Hot springs are the best
The freedom of caravan life
Sunset lights reflecting on our caravan. It’s been over a month since we’ve taken our rented out 30 year old caravan cross Europe to Spain. To tell you the truth, I didn’t know if I was going to like it at all. Just the idea of such a small space with a 5 month old seemed challenging. In retrospect there was nothing to fear! Leo loves having us so close at all times. Even when he’s playing alone we’re never too far away on our giant square bed which takes up most of the space in the caravan.
In fact, two days into our trip at five and a half months he started crawling and is now climbing and standing up so the enclosed space seems ideal. The long drives to get to Spain were cool too. He slept through most of it, bless him, and when he didn’t I rotated an array of self-made toys from scraps to entertain him. Once in Spain caravan life was ideal for us. It really fitted our nature loving lifestyle and the freedom to sleep anywhere was priceless.
We slept at clifftop parkings above the beach. At hot springs. In the forest. ‘Home is where you park it’ as our friend, Robert, a van life veteran says. We have lived without electricity for four weeks only charging our iPad in the car. Folding into bed when it got dark and waking up at sunrise. Even though our caravan had gas and water we chose not to get them connected at all. Washing the few dishes we had at random points. We lived freely. Only on the way to Spain did we plug into electricity to rev up a tiny electric heater when the night temperatures dropped considerably. Question is how much will they drop on our way back north?!

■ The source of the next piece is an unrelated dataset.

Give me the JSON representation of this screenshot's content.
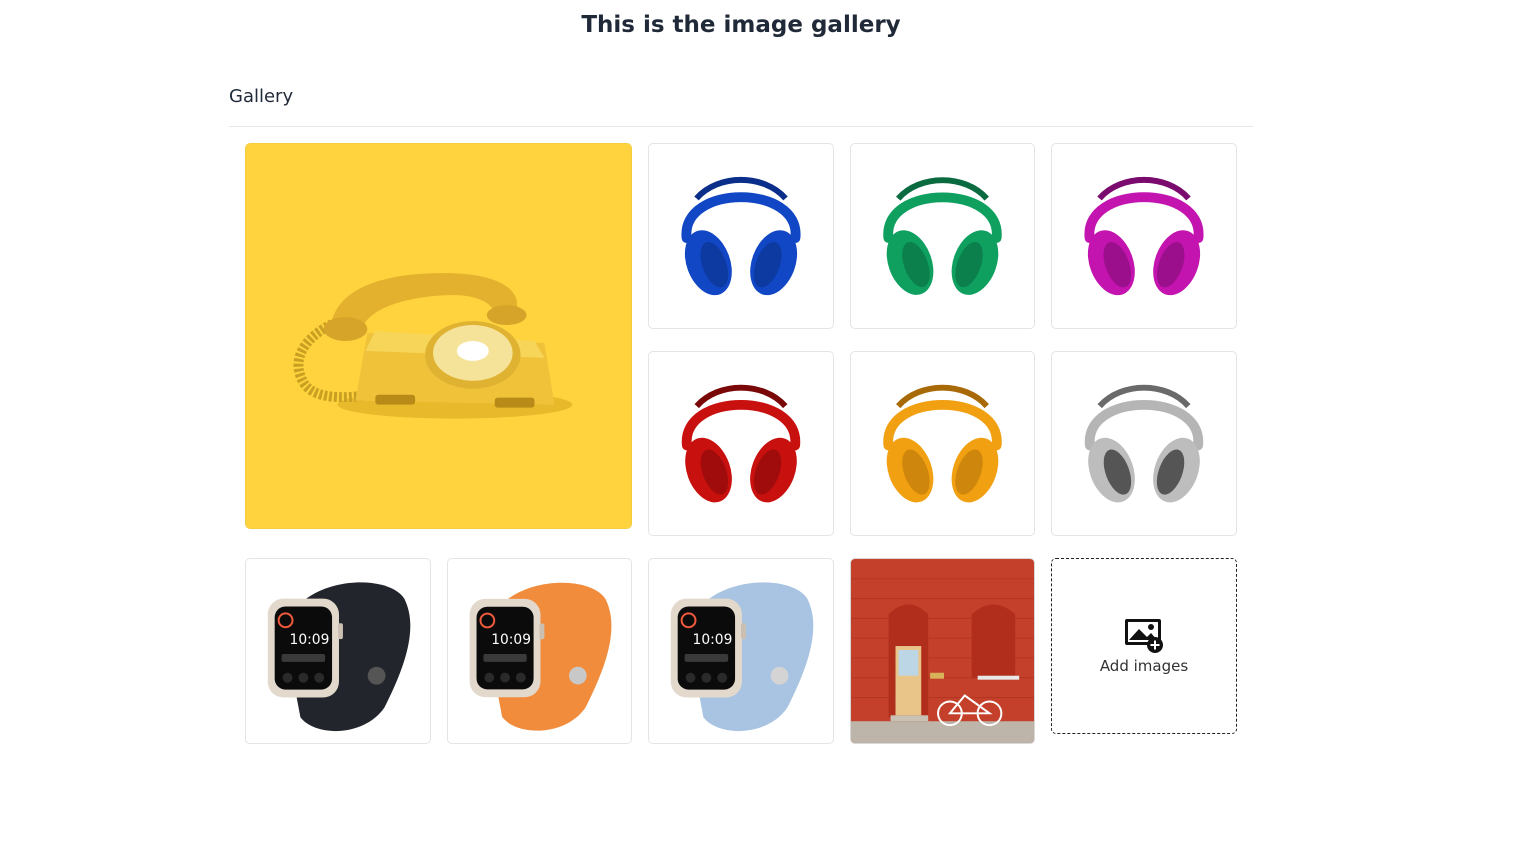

A good option for budget travel
Time to go, winter is coming
And just like that it was over. It started in the middle of the night. I was awake, strange because Leo wasn’t, and as a breastfeeding and co-sleeping Mum I make it my business to sleep like a log whenever I can. I was awake because the caravan was swaying. Swaying in a wind so strong it made the 30 year old german-made wagon squeak. Add to that heavy rain drumming hard on the plastic roof.
In my head I silently cursed Chippy for parking on top of the biggest hill in the olive orchard. A snug little valley sheltered from wind would have been so much more cosy now. Then I remembered the registration papers of the caravan: 950kg of mass. Add to that at least another 1000kg of the car. Ok. We’re safe, no storm can blow us away from this crazy hilltop. I fell back to sleep, but a few hours later woke up from the sudden morning cold and took Leo under my covers, little one in his bear suit n’ all.
Our morning walk to the hot spring was different too. Despite layering all our summer clothes on top of each other we were shivering. The hot spring was covered with layers of steam. We quickly stripped naked and dove into the hot water. 37-40°C how perfect! ‘Look!’, one of our friends said pointing at the nearby mountain range. There it was the unmistakeable snow cap. Winter was coming. We took it as nature’s signal we had to head back home. And book our flights to Borneo. Later on we found out it was 6°C that morning and we were bathing naked and all with the little one. No one got sick or even had a runny nose. We ate a box of best-ever cherimoyas, sketched a route to Belgium and headed back north.
Your ‘best fruit in Europe’?
We would love to hear your thoughts on our Spain adventures. Leave a comment below! What do you think is the best fruit in Europe? If you want to be notified of our future blog posts by email, head over to the comment section and whilst leaving a comment make sure to check the checkbox labeled ‘Notify me of new posts via email’.